Previously, major tobacco makers have vigorously opposed any effort to ban menthol cigarettes.

The FDA is also expanding its crackdown on e-cigarettes, proposing new restrictions on sales of flavored vaping products on the grounds that they are addictive and have become hugely popular with minors.

Though stopping short of banning the sale of flavored e-cigarettes in convenience stores and gas stations—as was expected based on earlier reports last week—the FDA’s proposal would limit the sale of these products in retail stores to closed-off areas that are inaccessible to minors.
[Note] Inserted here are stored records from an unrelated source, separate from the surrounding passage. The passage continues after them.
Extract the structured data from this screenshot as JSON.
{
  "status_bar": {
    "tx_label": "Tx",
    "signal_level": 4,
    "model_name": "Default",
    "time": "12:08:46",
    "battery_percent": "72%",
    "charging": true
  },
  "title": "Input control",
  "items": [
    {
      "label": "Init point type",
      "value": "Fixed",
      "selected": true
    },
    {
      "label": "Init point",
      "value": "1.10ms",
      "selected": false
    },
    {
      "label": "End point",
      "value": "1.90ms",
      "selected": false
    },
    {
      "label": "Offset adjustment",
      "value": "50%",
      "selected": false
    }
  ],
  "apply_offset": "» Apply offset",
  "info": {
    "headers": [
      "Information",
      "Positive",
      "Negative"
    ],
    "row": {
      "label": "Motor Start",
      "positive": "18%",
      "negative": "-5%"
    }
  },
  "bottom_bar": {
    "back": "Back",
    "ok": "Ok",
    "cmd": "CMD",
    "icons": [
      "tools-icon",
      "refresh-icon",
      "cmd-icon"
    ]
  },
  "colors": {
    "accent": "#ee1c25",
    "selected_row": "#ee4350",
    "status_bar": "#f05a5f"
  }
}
The proposal doesn’t include mint and menthol flavors of e-cigarettes, for now.

The agency particularly had identified industry leader JUUL Labs as a company worth watching in terms of sales to minors.

JUUL this week announced that it’s ceasing sales of most of its flavored nicotine pods for its e-cigarettes in retail stores.
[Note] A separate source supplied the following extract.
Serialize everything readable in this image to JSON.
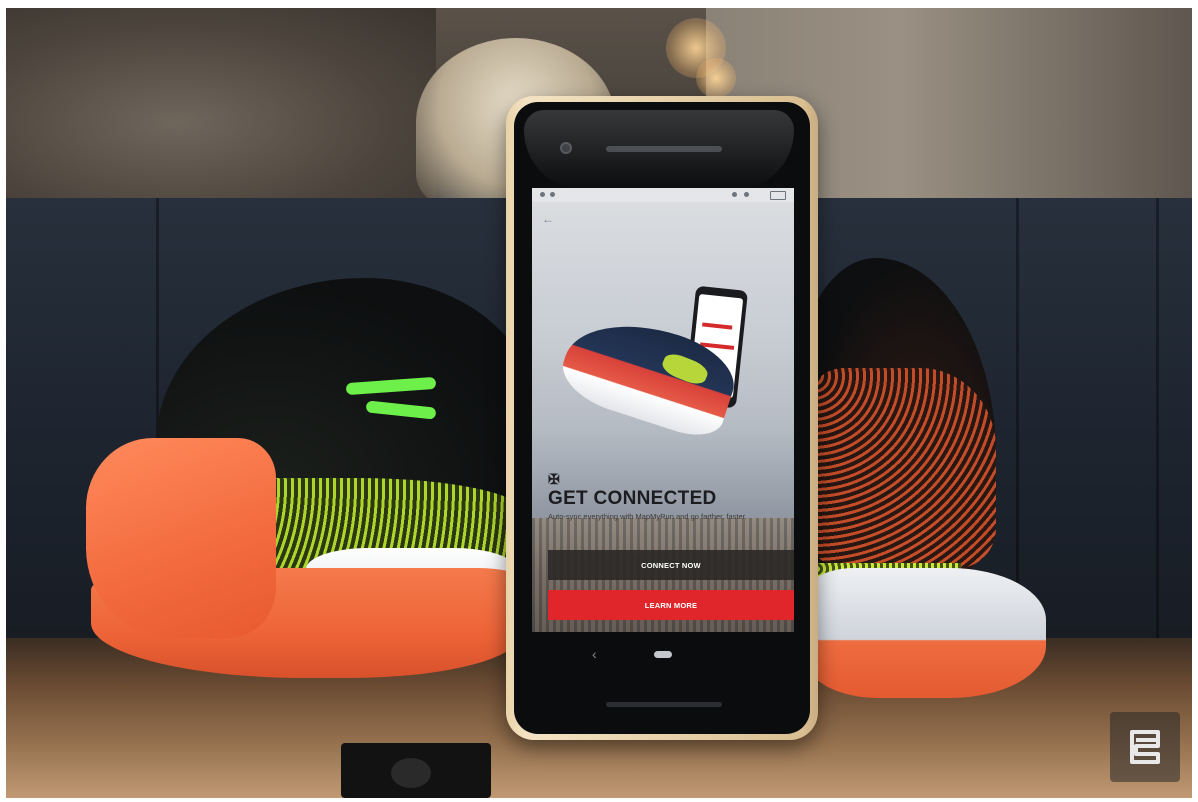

As of Nov. 13, JUUL has stopped accepting retail orders for Mango, Fruit, Creme and Cucumber JUUL pods to the more than 90,000 retail stores that sell JUUL products, including traditional tobacco retailers (e.g., convenience stores) and specialty vape shops.
Consumers will still be able to buy all of JUUL’s flavors on its website, where the company is adding additional age-verification measures that use third-party verification to confirm ages are accurate.

Online order sizes will be restricted to two devices and 15 JUUL-pod packages per month, and no more than 10 devices per year to prevent potential distribution to minors. Retailers will continue to sell its four tobacco and menthol-flavored pods.